He added that there are signs at various stops along the Jurabi coast in the area where the photo was taken.
Wildlife biologist Ellie Sursara (pictured) said disrupting turtle nesting and breeding sites, even just for a photo, could discourage turtles from mating and laying eggs.
Ms Sursara added that the photo exceeds the bounds of Western Australia’s code of conduct for turtle tourists and Tourism Australia’s commitment to responsible travel (a turtle on Ningaloo Reef is pictured)
Wildlife biologist Ellie Sursara said disrupting turtle nesting and breeding sites, even just to take a photo, could discourage turtles from mating and laying eggs.
The enthusiastic photographer said it was important to keep a safe distance from where wild animals are.
“Knowing the rules is what helps me safely, responsibly and legally interact with wildlife,” he said.
He added that the photo exceeds the bounds of Western Australia’s code of conduct for turtle tourists and Tourism Australia’s commitment to responsible travel.
Daily Mail Australia is not suggesting that Frame Chasers has acted illegally or irresponsibly.
Frame Chasers and Tourism Australia were contacted by Daily Mail Australia for comment.
Western Australia Turtle Watchers Code of Conduct
There are three important stages in the reproductive process of sea turtles: mating, nesting, and hatching.
Guided turtle tours are recommended for those wishing to see nesting sea turtles.
Keep the distance recommended in the code of conduct.
Dogs should be kept away from turtle nesting beaches.
Do not touch or disturb turtles that are resting, sleeping, or mating.
Making unnecessary contact with turtles is a crime.
Litter can harm all marine life, including turtles.

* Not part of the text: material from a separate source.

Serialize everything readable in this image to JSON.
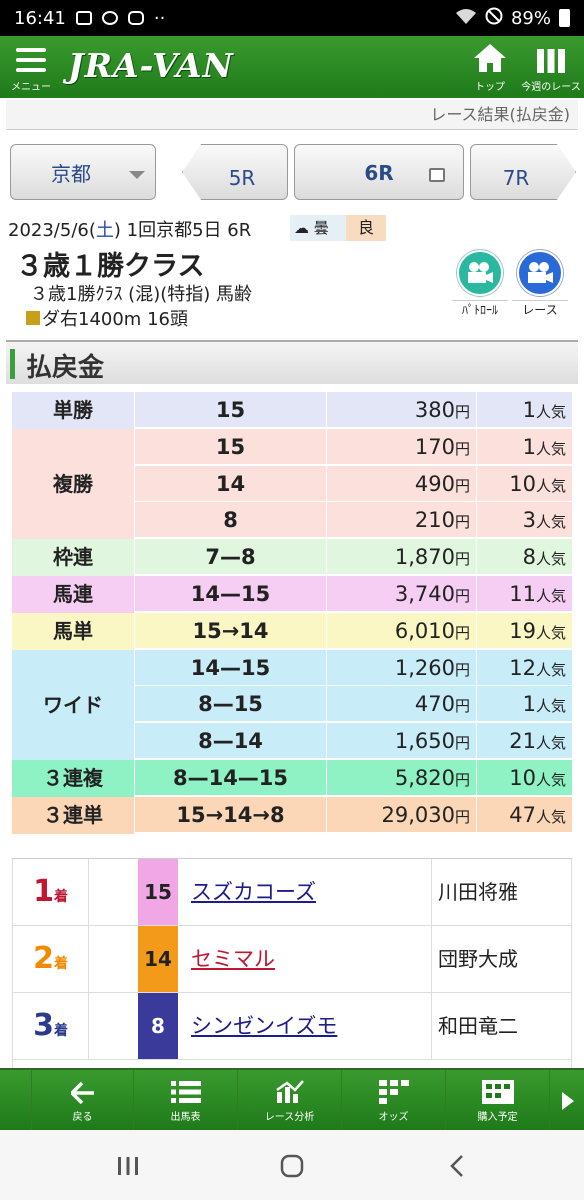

The regulations prohibit vessels from discharging waste, including trash or sewage, within a marine park.
Source: Department of Conservation of Biodiversity and Attractions.
WHAT A FACE? FUN FACTS ABOUT SEA TURTLES:
- Six of the seven species of sea turtles inhabit Australian waters.
- They are part of a group of reptiles that have been around for over 100 million years.
- The largest and heaviest tortoise ever recorded weighed 914 kg and was nearly 9 feet long.
- Turtles have great cultural significance to many indigenous cultures.
- They maintain the health of seagrass beds and coral reefs – commercially benefiting valuable species such as shrimp, lobster and tuna.
- The turtles use the Earth’s magnetic field like a global GPS, calculating their latitude and longitude to head in the right direction.